Input Start Marker

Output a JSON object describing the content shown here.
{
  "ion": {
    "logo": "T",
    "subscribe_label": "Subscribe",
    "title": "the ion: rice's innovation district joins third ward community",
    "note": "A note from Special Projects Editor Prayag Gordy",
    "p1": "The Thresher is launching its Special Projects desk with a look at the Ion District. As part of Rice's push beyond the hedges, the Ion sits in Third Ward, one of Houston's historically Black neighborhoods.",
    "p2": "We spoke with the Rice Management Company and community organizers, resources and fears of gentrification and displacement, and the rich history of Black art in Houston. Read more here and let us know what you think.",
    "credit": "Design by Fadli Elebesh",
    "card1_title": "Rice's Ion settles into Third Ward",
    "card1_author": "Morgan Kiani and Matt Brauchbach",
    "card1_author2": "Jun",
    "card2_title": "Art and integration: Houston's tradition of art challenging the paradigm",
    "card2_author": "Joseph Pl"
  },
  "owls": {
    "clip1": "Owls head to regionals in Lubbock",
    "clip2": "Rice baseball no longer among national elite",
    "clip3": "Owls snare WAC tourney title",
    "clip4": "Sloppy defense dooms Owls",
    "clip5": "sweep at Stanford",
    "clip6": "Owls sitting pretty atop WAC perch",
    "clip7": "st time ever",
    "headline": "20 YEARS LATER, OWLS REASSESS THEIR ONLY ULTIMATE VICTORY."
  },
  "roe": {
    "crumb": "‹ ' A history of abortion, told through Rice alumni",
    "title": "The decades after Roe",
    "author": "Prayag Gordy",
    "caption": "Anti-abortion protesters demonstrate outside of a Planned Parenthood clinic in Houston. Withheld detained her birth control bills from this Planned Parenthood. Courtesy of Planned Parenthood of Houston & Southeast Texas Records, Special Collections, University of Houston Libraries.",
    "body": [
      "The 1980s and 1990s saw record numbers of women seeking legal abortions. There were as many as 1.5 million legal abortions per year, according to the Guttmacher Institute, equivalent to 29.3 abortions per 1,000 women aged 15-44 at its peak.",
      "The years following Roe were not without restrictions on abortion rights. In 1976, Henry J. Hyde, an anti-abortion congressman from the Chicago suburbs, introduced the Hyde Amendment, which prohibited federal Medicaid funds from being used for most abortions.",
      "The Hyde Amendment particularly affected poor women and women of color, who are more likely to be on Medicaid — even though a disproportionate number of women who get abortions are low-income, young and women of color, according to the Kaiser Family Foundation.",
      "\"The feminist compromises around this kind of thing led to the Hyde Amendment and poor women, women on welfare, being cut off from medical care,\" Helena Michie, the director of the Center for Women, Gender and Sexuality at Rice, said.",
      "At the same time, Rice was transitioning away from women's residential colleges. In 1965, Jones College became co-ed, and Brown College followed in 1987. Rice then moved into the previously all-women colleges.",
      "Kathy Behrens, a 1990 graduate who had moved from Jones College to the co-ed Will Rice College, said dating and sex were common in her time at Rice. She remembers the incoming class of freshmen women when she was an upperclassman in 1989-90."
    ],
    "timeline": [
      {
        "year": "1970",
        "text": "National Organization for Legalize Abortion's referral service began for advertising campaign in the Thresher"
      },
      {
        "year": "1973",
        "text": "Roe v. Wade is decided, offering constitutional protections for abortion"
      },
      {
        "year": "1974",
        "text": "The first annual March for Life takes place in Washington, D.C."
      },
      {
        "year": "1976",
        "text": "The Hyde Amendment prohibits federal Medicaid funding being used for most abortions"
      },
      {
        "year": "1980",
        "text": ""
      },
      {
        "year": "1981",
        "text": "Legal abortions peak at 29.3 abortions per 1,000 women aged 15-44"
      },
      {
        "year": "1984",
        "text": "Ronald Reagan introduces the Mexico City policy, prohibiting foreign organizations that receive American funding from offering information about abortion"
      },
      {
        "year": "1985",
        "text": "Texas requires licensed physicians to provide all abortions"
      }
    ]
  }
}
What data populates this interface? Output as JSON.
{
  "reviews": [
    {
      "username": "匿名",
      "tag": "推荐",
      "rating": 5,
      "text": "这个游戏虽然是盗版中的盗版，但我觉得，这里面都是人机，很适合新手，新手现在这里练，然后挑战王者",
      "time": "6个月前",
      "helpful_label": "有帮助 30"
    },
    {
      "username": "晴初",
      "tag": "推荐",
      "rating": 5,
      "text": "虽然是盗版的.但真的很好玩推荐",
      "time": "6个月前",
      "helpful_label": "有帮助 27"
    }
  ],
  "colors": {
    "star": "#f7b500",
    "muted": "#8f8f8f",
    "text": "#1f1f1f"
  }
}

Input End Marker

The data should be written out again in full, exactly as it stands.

Output a JSON object describing the content shown here.
{
  "ion": {
    "logo": "T",
    "subscribe_label": "Subscribe",
    "title": "the ion: rice's innovation district joins third ward community",
    "note": "A note from Special Projects Editor Prayag Gordy",
    "p1": "The Thresher is launching its Special Projects desk with a look at the Ion District. As part of Rice's push beyond the hedges, the Ion sits in Third Ward, one of Houston's historically Black neighborhoods.",
    "p2": "We spoke with the Rice Management Company and community organizers, resources and fears of gentrification and displacement, and the rich history of Black art in Houston. Read more here and let us know what you think.",
    "credit": "Design by Fadli Elebesh",
    "card1_title": "Rice's Ion settles into Third Ward",
    "card1_author": "Morgan Kiani and Matt Brauchbach",
    "card1_author2": "Jun",
    "card2_title": "Art and integration: Houston's tradition of art challenging the paradigm",
    "card2_author": "Joseph Pl"
  },
  "owls": {
    "clip1": "Owls head to regionals in Lubbock",
    "clip2": "Rice baseball no longer among national elite",
    "clip3": "Owls snare WAC tourney title",
    "clip4": "Sloppy defense dooms Owls",
    "clip5": "sweep at Stanford",
    "clip6": "Owls sitting pretty atop WAC perch",
    "clip7": "st time ever",
    "headline": "20 YEARS LATER, OWLS REASSESS THEIR ONLY ULTIMATE VICTORY."
  },
  "roe": {
    "crumb": "‹ ' A history of abortion, told through Rice alumni",
    "title": "The decades after Roe",
    "author": "Prayag Gordy",
    "caption": "Anti-abortion protesters demonstrate outside of a Planned Parenthood clinic in Houston. Withheld detained her birth control bills from this Planned Parenthood. Courtesy of Planned Parenthood of Houston & Southeast Texas Records, Special Collections, University of Houston Libraries.",
    "body": [
      "The 1980s and 1990s saw record numbers of women seeking legal abortions. There were as many as 1.5 million legal abortions per year, according to the Guttmacher Institute, equivalent to 29.3 abortions per 1,000 women aged 15-44 at its peak.",
      "The years following Roe were not without restrictions on abortion rights. In 1976, Henry J. Hyde, an anti-abortion congressman from the Chicago suburbs, introduced the Hyde Amendment, which prohibited federal Medicaid funds from being used for most abortions.",
      "The Hyde Amendment particularly affected poor women and women of color, who are more likely to be on Medicaid — even though a disproportionate number of women who get abortions are low-income, young and women of color, according to the Kaiser Family Foundation.",
      "\"The feminist compromises around this kind of thing led to the Hyde Amendment and poor women, women on welfare, being cut off from medical care,\" Helena Michie, the director of the Center for Women, Gender and Sexuality at Rice, said.",
      "At the same time, Rice was transitioning away from women's residential colleges. In 1965, Jones College became co-ed, and Brown College followed in 1987. Rice then moved into the previously all-women colleges.",
      "Kathy Behrens, a 1990 graduate who had moved from Jones College to the co-ed Will Rice College, said dating and sex were common in her time at Rice. She remembers the incoming class of freshmen women when she was an upperclassman in 1989-90."
    ],
    "timeline": [
      {
        "year": "1970",
        "text": "National Organization for Legalize Abortion's referral service began for advertising campaign in the Thresher"
      },
      {
        "year": "1973",
        "text": "Roe v. Wade is decided, offering constitutional protections for abortion"
      },
      {
        "year": "1974",
        "text": "The first annual March for Life takes place in Washington, D.C."
      },
      {
        "year": "1976",
        "text": "The Hyde Amendment prohibits federal Medicaid funding being used for most abortions"
      },
      {
        "year": "1980",
        "text": ""
      },
      {
        "year": "1981",
        "text": "Legal abortions peak at 29.3 abortions per 1,000 women aged 15-44"
      },
      {
        "year": "1984",
        "text": "Ronald Reagan introduces the Mexico City policy, prohibiting foreign organizations that receive American funding from offering information about abortion"
      },
      {
        "year": "1985",
        "text": "Texas requires licensed physicians to provide all abortions"
      }
    ]
  }
}
What data populates this interface? Output as JSON.
{
  "reviews": [
    {
      "username": "匿名",
      "tag": "推荐",
      "rating": 5,
      "text": "这个游戏虽然是盗版中的盗版，但我觉得，这里面都是人机，很适合新手，新手现在这里练，然后挑战王者",
      "time": "6个月前",
      "helpful_label": "有帮助 30"
    },
    {
      "username": "晴初",
      "tag": "推荐",
      "rating": 5,
      "text": "虽然是盗版的.但真的很好玩推荐",
      "time": "6个月前",
      "helpful_label": "有帮助 27"
    }
  ],
  "colors": {
    "star": "#f7b500",
    "muted": "#8f8f8f",
    "text": "#1f1f1f"
  }
}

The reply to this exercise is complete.